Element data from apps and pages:
_____
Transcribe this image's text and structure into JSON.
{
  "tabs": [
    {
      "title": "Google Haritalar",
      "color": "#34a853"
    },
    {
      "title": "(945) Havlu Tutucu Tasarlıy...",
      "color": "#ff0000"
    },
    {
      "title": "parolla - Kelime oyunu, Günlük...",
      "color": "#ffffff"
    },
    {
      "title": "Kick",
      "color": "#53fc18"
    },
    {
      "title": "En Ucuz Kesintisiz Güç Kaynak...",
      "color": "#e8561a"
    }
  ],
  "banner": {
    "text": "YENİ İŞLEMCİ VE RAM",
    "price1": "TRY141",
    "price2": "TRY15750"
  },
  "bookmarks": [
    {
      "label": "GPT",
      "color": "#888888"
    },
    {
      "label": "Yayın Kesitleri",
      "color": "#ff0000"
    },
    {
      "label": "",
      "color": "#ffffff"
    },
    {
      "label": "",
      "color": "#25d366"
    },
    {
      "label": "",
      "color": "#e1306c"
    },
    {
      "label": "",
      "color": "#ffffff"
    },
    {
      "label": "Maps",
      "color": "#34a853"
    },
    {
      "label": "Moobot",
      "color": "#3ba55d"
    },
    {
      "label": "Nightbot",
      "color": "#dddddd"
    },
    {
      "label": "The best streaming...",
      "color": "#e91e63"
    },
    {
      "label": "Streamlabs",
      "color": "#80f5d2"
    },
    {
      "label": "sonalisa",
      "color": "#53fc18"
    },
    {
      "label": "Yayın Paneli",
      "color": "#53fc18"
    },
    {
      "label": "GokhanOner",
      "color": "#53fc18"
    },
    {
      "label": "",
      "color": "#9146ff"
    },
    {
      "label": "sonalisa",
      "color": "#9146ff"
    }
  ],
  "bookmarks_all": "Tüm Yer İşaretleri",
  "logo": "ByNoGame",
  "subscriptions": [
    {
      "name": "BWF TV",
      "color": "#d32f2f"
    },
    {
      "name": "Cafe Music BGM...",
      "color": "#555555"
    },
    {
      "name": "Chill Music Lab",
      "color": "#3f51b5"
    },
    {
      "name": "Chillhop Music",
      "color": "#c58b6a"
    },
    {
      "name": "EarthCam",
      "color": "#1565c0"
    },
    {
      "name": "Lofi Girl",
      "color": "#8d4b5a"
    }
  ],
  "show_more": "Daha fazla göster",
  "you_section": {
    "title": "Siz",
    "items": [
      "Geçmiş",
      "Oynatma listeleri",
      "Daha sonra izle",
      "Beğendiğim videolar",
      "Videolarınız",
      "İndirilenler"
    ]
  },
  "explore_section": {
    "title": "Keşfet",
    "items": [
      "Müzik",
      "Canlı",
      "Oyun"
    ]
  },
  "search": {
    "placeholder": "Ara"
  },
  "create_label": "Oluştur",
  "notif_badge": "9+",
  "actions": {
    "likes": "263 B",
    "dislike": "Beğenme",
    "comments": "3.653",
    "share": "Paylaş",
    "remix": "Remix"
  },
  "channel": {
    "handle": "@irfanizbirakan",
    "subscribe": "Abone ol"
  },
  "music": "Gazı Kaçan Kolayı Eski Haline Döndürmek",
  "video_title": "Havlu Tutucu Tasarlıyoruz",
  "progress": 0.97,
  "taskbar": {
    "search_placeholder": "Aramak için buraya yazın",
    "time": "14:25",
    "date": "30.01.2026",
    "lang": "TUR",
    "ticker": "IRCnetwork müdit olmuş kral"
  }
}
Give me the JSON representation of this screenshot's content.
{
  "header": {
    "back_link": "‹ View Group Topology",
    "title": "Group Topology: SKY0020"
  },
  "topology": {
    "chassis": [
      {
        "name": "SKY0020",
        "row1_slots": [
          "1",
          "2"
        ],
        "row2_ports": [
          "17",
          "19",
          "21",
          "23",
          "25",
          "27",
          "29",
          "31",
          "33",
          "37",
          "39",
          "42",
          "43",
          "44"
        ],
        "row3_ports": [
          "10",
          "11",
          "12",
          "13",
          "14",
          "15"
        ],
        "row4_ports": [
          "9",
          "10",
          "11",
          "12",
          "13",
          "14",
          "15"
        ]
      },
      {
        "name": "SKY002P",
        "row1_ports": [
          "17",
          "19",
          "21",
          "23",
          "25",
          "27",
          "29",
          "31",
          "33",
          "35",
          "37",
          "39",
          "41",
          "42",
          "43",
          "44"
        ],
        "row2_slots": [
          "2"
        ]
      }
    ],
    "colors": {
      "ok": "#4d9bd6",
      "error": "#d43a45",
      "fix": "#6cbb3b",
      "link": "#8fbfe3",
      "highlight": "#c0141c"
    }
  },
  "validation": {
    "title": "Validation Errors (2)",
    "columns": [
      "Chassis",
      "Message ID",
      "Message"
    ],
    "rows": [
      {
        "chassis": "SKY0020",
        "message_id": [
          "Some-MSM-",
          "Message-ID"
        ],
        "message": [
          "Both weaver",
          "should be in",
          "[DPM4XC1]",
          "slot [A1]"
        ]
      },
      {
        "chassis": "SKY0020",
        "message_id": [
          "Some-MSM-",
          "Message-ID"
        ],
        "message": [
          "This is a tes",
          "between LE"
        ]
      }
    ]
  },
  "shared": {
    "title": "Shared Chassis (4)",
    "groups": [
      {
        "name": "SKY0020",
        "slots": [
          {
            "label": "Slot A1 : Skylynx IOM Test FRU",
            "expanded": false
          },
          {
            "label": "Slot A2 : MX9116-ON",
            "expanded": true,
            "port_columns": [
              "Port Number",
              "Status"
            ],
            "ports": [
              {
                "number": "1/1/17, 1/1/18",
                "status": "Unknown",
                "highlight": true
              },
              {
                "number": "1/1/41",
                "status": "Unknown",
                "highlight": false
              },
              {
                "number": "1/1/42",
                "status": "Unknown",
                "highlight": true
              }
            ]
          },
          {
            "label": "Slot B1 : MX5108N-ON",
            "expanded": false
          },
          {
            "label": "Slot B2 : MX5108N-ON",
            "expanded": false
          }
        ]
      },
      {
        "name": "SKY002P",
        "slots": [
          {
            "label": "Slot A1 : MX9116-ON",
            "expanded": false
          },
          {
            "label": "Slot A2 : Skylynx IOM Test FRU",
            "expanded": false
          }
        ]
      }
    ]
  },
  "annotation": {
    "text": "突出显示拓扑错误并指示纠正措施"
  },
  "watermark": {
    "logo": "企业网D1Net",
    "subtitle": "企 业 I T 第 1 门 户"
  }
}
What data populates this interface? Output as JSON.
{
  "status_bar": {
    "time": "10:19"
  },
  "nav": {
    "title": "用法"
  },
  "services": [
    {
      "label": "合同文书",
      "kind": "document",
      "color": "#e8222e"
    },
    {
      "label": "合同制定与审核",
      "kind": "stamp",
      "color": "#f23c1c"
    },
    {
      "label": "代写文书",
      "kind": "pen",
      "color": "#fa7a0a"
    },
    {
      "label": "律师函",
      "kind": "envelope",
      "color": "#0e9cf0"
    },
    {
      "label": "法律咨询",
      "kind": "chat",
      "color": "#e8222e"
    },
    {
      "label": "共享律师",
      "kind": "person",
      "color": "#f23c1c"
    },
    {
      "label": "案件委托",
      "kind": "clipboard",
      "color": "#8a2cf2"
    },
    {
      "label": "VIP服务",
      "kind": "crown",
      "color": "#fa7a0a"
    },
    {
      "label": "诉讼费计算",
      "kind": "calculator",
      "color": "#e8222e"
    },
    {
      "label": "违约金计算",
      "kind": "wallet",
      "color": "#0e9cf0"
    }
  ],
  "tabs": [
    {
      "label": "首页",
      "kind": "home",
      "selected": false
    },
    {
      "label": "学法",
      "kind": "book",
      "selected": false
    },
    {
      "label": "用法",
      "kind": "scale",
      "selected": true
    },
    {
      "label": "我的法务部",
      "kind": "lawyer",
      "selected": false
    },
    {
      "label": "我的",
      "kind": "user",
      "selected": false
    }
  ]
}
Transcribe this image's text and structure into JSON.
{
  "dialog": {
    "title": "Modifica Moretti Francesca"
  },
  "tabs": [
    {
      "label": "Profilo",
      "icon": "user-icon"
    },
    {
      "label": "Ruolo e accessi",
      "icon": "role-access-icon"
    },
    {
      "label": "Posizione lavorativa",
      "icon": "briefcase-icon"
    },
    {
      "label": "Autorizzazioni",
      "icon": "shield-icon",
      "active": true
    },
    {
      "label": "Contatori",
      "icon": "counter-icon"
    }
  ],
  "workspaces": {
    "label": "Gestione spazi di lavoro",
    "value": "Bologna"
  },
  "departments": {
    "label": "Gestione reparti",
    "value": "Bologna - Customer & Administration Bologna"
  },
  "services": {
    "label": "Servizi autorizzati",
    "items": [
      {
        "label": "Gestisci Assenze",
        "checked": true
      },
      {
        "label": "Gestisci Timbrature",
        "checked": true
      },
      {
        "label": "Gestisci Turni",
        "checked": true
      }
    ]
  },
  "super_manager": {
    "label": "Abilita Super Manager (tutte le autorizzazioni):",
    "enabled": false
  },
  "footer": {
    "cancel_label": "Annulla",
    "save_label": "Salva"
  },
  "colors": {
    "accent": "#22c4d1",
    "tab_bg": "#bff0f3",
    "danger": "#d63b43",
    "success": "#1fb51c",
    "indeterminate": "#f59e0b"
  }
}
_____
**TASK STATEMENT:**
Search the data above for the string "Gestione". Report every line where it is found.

**REPLY:**
    "label": "Gestione spazi di lavoro",
    "label": "Gestione reparti",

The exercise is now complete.